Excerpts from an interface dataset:
****

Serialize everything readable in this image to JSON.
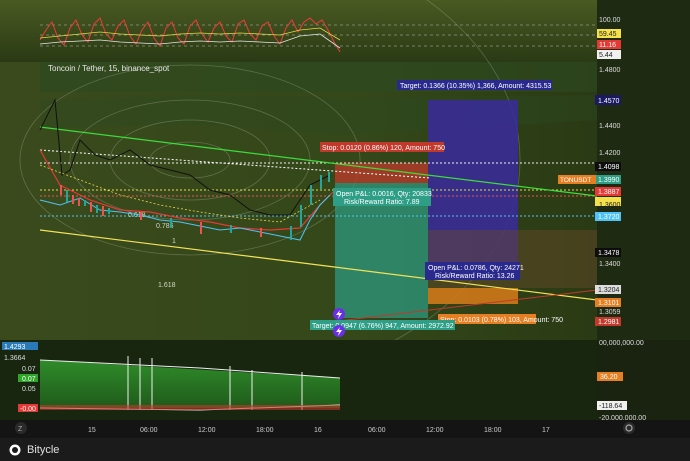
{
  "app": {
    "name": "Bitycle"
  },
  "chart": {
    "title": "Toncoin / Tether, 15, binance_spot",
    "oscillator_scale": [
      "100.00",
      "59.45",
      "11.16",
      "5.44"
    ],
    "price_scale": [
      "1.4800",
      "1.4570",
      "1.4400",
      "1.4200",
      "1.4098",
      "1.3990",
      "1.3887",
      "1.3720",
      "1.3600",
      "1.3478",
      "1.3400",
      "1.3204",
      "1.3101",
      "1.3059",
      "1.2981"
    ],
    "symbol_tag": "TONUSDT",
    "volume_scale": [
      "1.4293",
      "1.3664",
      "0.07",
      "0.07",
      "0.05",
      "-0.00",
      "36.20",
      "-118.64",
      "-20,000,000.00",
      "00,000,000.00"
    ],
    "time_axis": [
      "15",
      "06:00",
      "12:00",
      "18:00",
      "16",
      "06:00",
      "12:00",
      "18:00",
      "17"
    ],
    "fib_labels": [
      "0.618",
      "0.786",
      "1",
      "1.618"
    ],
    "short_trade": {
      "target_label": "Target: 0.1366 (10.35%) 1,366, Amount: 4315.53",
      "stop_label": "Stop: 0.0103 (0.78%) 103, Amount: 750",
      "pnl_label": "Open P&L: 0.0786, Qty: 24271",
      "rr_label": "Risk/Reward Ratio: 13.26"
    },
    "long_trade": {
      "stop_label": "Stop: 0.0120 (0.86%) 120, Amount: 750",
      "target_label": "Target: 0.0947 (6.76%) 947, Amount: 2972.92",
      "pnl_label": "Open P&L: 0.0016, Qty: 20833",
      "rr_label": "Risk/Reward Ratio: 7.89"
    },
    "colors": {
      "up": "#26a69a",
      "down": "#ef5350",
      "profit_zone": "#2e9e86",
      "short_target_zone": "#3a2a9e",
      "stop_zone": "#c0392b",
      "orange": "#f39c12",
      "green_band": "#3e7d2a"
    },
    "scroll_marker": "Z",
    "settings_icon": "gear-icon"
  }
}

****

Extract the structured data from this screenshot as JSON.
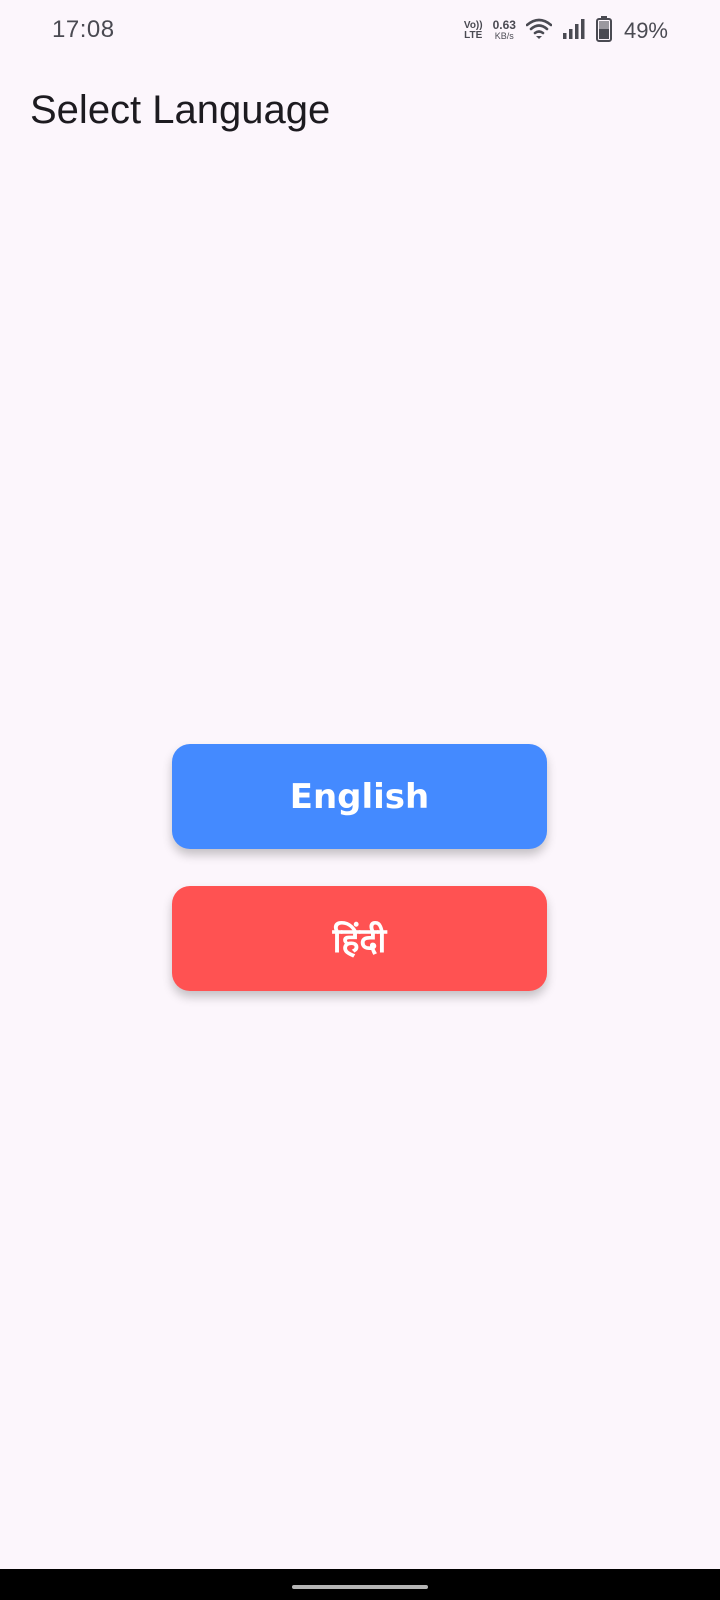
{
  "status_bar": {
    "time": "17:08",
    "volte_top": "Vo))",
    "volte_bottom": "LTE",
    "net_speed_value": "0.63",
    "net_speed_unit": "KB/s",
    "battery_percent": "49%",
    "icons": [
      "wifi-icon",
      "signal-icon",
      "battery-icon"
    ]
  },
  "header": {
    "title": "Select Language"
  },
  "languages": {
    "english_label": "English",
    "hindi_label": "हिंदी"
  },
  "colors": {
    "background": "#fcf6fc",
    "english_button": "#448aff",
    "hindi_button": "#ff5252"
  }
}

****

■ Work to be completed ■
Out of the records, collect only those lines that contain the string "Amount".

■ Solution for this task ■
      "target_label": "Target: 0.1366 (10.35%) 1,366, Amount: 4315.53",
      "stop_label": "Stop: 0.0103 (0.78%) 103, Amount: 750",
      "stop_label": "Stop: 0.0120 (0.86%) 120, Amount: 750",
      "target_label": "Target: 0.0947 (6.76%) 947, Amount: 2972.92",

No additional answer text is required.